The Amuq plain in southeast Turkey is of major importance to the development of Near Eastern cultural sequences. Recent investigations of geoarchaeology, settlement patterns, and individual sites now provide a framework for the assessment of the original work by the University of Chicago and Sir Leonard Woolley. Geoarchaeological investigations provide a dynamic context for the interpretation of settlement patterns and show that sedimentation over the plain has been variable and patchy. The density and patterning of settlement has changed through time, partly in response to changes in the local environment, partly as a result of developments in the political economy. Excavations at Tells Kurdu and al-Judaidah as well as section-cleaning operations at other sites in the area have started to provide a radiocarbon framework for the original chronology and are filling in gaps in that sequence. At the site of Kurdu, approximately 15 hectares in area, domestic and perhaps public architecture are now being defined more coherently than in the first investigations, and the excavations are supplying insights into a subsistence economy that tapped into a verdant mosaic of local environments.

Author(s):  Yener, K.A., C. Edens, T. Harrison, J. Verstraete, and T.J. Wilkinson
Format:  Article

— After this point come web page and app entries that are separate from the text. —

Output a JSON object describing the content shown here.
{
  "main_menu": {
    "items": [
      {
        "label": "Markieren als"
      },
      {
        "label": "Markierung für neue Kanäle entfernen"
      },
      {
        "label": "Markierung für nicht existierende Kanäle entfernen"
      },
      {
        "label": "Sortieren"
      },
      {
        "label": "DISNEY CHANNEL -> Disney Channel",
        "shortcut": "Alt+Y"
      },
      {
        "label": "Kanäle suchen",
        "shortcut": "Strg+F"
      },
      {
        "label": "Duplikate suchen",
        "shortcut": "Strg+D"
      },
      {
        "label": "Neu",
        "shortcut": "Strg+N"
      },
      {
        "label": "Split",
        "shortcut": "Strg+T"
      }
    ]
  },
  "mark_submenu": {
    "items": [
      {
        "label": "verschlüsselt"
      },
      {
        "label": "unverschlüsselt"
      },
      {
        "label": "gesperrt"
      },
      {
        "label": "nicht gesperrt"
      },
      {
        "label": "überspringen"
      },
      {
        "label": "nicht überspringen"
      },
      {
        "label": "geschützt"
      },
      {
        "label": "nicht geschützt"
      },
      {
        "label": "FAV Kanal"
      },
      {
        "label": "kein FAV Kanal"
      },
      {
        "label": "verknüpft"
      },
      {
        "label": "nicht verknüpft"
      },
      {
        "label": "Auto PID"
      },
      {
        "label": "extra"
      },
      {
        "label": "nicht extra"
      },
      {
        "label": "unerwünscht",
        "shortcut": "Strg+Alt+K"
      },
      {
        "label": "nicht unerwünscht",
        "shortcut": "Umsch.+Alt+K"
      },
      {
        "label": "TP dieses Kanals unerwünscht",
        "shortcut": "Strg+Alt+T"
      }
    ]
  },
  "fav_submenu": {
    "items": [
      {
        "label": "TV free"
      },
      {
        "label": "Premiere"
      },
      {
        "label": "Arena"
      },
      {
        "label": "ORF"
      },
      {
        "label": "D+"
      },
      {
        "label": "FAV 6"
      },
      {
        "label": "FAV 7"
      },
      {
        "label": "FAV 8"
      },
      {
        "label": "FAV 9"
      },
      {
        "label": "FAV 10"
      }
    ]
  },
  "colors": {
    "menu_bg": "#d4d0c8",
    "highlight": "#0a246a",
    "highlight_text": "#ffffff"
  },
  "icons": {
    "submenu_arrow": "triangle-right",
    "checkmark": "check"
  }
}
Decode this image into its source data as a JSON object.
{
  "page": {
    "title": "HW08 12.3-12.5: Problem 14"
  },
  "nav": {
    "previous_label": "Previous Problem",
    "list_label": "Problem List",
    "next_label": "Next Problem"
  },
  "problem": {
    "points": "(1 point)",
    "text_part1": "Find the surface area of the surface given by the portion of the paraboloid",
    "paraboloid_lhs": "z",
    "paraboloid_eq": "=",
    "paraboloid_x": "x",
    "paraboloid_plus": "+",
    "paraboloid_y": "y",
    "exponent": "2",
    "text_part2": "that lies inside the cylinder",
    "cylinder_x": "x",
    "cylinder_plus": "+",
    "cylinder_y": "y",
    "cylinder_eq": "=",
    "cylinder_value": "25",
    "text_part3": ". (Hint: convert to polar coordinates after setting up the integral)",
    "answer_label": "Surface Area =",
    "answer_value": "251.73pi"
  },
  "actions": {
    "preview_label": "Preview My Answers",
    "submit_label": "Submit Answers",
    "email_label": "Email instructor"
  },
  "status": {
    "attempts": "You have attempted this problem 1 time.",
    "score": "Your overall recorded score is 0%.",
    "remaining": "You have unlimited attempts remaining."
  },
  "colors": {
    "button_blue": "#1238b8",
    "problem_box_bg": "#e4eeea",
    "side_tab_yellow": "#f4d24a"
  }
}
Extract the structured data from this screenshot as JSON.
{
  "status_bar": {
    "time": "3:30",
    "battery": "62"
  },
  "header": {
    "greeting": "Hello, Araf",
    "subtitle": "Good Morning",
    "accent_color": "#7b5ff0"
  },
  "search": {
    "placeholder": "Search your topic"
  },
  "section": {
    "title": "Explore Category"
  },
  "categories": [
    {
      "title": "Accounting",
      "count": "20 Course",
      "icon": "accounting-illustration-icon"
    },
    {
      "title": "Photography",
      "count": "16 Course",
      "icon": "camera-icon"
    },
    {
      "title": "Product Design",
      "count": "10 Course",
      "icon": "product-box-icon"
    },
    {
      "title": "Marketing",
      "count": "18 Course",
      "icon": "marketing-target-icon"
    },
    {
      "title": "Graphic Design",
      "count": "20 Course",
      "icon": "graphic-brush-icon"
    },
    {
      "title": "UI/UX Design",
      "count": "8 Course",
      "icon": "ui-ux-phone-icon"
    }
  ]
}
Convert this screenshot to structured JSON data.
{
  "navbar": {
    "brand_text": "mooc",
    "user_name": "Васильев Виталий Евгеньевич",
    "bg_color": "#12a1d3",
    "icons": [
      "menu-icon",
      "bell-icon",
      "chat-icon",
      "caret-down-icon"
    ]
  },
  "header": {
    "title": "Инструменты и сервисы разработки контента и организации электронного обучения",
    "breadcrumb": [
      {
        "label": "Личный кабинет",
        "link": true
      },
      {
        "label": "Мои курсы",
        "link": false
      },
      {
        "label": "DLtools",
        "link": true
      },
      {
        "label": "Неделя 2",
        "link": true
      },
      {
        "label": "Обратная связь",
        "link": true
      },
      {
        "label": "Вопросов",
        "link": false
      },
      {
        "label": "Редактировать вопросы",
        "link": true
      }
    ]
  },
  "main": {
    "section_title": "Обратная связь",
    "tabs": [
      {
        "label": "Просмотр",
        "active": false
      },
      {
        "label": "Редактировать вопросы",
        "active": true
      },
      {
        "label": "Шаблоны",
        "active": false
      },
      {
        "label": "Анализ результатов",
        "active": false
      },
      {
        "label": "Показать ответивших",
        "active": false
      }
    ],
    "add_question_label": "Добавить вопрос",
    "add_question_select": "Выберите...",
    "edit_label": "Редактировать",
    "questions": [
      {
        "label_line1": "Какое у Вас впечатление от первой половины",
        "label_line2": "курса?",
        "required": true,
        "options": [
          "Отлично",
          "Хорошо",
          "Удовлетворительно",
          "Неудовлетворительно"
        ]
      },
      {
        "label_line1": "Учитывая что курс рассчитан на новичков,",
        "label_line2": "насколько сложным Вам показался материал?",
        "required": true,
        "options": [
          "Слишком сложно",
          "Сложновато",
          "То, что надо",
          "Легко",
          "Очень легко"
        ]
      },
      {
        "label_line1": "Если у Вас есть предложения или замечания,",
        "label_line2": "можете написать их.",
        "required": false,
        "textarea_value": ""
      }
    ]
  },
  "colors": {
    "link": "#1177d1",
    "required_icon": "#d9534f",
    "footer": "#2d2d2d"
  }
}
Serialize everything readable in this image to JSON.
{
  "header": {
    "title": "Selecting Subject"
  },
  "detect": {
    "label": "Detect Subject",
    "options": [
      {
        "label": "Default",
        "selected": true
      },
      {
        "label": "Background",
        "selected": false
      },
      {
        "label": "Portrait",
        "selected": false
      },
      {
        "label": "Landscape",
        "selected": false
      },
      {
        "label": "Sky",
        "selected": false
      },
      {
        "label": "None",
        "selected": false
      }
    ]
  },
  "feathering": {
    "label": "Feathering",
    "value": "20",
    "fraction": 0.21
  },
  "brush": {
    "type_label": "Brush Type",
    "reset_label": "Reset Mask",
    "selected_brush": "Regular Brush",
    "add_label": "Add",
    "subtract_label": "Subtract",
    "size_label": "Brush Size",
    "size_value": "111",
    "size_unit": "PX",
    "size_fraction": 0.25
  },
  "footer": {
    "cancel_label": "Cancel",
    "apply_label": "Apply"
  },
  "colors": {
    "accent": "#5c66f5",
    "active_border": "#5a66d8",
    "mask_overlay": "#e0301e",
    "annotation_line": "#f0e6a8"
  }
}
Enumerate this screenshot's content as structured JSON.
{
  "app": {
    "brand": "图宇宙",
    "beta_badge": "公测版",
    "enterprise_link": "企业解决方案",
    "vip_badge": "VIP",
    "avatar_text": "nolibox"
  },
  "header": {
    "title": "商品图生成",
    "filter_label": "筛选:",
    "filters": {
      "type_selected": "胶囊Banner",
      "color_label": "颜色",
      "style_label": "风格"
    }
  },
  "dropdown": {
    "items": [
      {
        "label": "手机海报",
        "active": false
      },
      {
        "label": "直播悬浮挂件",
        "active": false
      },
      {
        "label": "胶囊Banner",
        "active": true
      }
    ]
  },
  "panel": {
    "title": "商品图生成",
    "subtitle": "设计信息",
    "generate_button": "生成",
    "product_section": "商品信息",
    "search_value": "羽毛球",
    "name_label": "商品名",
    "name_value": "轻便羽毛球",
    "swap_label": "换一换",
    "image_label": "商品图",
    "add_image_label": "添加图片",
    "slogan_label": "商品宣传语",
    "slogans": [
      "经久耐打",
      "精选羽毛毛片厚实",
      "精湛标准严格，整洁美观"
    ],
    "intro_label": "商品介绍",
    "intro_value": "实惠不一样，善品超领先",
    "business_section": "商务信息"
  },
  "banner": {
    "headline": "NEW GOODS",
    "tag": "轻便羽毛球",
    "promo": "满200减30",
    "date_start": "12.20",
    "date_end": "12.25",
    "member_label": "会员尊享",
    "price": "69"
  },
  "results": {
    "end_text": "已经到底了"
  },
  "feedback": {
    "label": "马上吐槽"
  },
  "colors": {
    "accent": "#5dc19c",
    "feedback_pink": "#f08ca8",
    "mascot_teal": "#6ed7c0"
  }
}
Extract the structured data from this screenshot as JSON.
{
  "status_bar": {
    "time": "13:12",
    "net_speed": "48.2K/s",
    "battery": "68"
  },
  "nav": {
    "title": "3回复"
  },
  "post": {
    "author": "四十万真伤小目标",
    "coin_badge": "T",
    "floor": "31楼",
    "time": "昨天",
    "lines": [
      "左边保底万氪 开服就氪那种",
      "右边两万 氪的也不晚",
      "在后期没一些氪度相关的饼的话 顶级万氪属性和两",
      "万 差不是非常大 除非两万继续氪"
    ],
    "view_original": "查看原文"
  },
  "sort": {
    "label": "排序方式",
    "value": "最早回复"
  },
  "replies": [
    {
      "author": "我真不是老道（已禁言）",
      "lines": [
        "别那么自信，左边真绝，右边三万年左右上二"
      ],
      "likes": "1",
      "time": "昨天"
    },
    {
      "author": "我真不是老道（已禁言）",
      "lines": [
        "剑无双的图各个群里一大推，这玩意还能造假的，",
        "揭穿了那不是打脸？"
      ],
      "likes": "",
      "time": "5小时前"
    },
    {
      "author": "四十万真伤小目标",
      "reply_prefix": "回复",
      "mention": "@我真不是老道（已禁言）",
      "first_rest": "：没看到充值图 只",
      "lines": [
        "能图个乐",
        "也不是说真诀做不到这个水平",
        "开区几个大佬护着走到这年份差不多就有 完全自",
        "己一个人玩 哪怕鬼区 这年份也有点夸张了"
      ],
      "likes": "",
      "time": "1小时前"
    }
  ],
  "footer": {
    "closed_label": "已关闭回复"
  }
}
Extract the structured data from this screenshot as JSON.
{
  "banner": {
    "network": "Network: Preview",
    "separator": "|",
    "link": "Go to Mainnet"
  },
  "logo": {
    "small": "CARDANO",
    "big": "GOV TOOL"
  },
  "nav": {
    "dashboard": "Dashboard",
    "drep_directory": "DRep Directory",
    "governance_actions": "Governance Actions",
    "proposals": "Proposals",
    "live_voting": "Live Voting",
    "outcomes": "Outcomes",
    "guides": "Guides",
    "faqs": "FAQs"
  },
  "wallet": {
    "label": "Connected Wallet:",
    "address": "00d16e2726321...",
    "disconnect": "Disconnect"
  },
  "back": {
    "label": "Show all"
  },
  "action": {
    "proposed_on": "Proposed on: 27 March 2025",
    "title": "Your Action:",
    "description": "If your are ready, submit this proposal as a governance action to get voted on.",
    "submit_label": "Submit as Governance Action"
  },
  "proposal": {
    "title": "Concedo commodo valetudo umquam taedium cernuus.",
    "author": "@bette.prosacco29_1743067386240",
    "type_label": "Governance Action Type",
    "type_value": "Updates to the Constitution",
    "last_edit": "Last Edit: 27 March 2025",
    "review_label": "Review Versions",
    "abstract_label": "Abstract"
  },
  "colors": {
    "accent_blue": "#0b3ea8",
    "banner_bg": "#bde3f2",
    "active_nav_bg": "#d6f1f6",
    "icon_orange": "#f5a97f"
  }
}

Date:  2000
Source:  American Journal of Archaeology
Volume Info:  April 2000
Volume:  104
Number:  3